*Requirement*: Exact copy, no pictures: return all the records as they stand.

(Dataset entries)
====

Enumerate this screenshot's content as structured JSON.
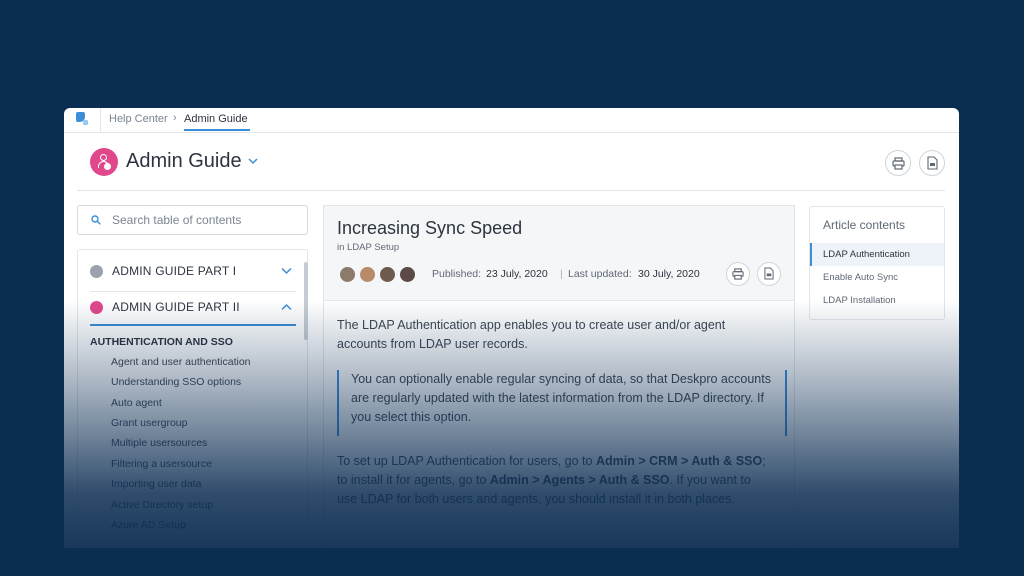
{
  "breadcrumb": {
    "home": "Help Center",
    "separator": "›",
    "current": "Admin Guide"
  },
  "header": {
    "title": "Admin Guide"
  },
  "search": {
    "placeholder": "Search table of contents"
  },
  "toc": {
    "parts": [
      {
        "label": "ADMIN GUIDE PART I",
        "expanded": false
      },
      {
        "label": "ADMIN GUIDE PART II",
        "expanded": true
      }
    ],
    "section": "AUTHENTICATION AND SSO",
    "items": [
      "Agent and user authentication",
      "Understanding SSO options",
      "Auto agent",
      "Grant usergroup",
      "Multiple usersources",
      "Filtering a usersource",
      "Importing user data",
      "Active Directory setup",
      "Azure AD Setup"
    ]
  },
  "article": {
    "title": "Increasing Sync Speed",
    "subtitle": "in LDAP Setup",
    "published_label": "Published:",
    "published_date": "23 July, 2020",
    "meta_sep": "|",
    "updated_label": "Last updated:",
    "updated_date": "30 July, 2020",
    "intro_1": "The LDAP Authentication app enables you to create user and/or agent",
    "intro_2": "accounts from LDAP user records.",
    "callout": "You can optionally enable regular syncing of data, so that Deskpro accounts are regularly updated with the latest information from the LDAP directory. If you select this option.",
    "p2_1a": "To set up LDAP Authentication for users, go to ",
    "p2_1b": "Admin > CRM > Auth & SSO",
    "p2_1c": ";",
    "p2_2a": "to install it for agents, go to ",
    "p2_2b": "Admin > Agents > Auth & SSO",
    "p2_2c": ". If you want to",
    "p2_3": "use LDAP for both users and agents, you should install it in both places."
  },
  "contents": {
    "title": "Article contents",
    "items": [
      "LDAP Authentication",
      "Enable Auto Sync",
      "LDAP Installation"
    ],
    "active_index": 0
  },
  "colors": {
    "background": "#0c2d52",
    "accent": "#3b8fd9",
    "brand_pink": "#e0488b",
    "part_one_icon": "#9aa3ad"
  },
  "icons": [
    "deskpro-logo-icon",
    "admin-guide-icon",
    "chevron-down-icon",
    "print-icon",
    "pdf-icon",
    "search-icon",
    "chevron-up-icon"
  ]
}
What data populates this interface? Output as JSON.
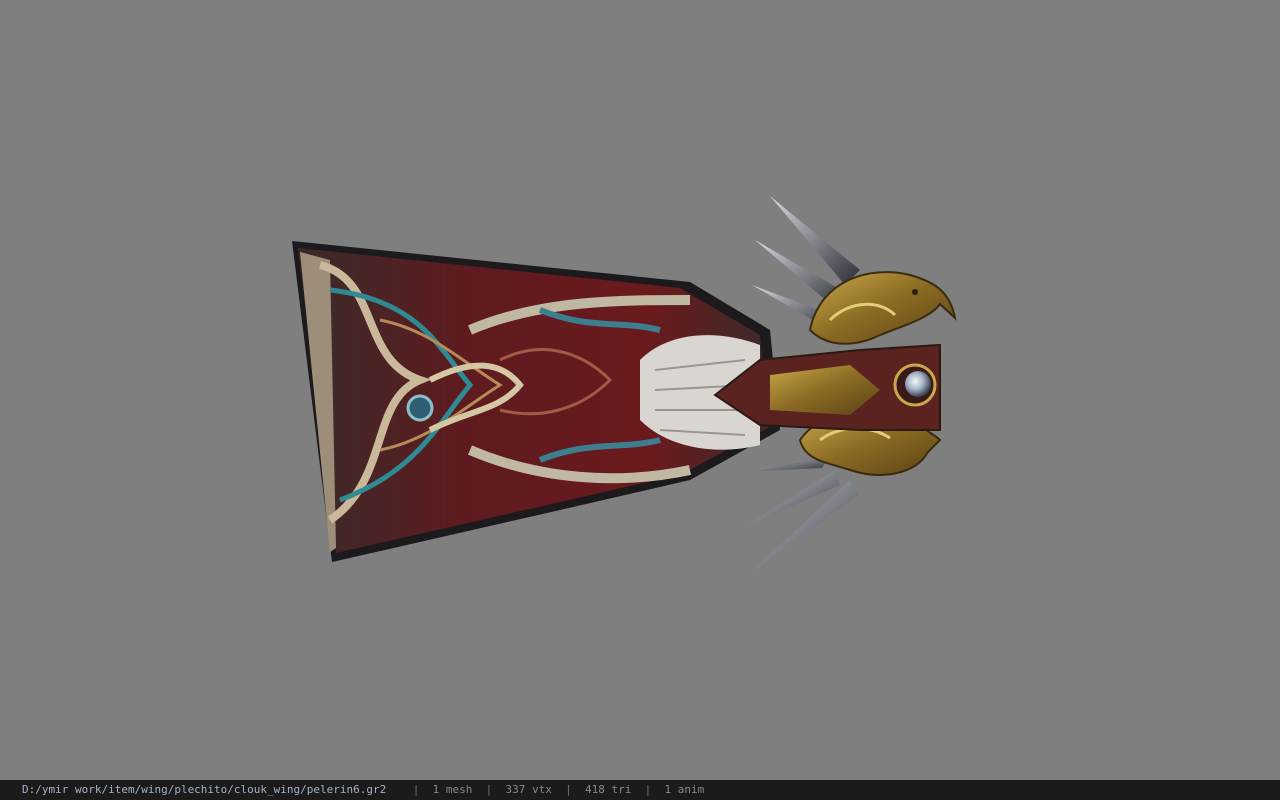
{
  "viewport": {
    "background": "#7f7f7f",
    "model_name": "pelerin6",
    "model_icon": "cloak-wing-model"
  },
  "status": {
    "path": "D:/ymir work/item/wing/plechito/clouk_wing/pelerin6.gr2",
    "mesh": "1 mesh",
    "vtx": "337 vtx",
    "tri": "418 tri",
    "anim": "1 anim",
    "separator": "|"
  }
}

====

*Answer to the exercise*:
Enumerate this screenshot's content as structured JSON.
{
  "breadcrumb": {
    "home": "Help Center",
    "separator": "›",
    "current": "Admin Guide"
  },
  "header": {
    "title": "Admin Guide"
  },
  "search": {
    "placeholder": "Search table of contents"
  },
  "toc": {
    "parts": [
      {
        "label": "ADMIN GUIDE PART I",
        "expanded": false
      },
      {
        "label": "ADMIN GUIDE PART II",
        "expanded": true
      }
    ],
    "section": "AUTHENTICATION AND SSO",
    "items": [
      "Agent and user authentication",
      "Understanding SSO options",
      "Auto agent",
      "Grant usergroup",
      "Multiple usersources",
      "Filtering a usersource",
      "Importing user data",
      "Active Directory setup",
      "Azure AD Setup"
    ]
  },
  "article": {
    "title": "Increasing Sync Speed",
    "subtitle": "in LDAP Setup",
    "published_label": "Published:",
    "published_date": "23 July, 2020",
    "meta_sep": "|",
    "updated_label": "Last updated:",
    "updated_date": "30 July, 2020",
    "intro_1": "The LDAP Authentication app enables you to create user and/or agent",
    "intro_2": "accounts from LDAP user records.",
    "callout": "You can optionally enable regular syncing of data, so that Deskpro accounts are regularly updated with the latest information from the LDAP directory. If you select this option.",
    "p2_1a": "To set up LDAP Authentication for users, go to ",
    "p2_1b": "Admin > CRM > Auth & SSO",
    "p2_1c": ";",
    "p2_2a": "to install it for agents, go to ",
    "p2_2b": "Admin > Agents > Auth & SSO",
    "p2_2c": ". If you want to",
    "p2_3": "use LDAP for both users and agents, you should install it in both places."
  },
  "contents": {
    "title": "Article contents",
    "items": [
      "LDAP Authentication",
      "Enable Auto Sync",
      "LDAP Installation"
    ],
    "active_index": 0
  },
  "colors": {
    "background": "#0c2d52",
    "accent": "#3b8fd9",
    "brand_pink": "#e0488b",
    "part_one_icon": "#9aa3ad"
  },
  "icons": [
    "deskpro-logo-icon",
    "admin-guide-icon",
    "chevron-down-icon",
    "print-icon",
    "pdf-icon",
    "search-icon",
    "chevron-up-icon"
  ]
}
What data populates this interface? Output as JSON.
{
  "viewport": {
    "background": "#7f7f7f",
    "model_name": "pelerin6",
    "model_icon": "cloak-wing-model"
  },
  "status": {
    "path": "D:/ymir work/item/wing/plechito/clouk_wing/pelerin6.gr2",
    "mesh": "1 mesh",
    "vtx": "337 vtx",
    "tri": "418 tri",
    "anim": "1 anim",
    "separator": "|"
  }
}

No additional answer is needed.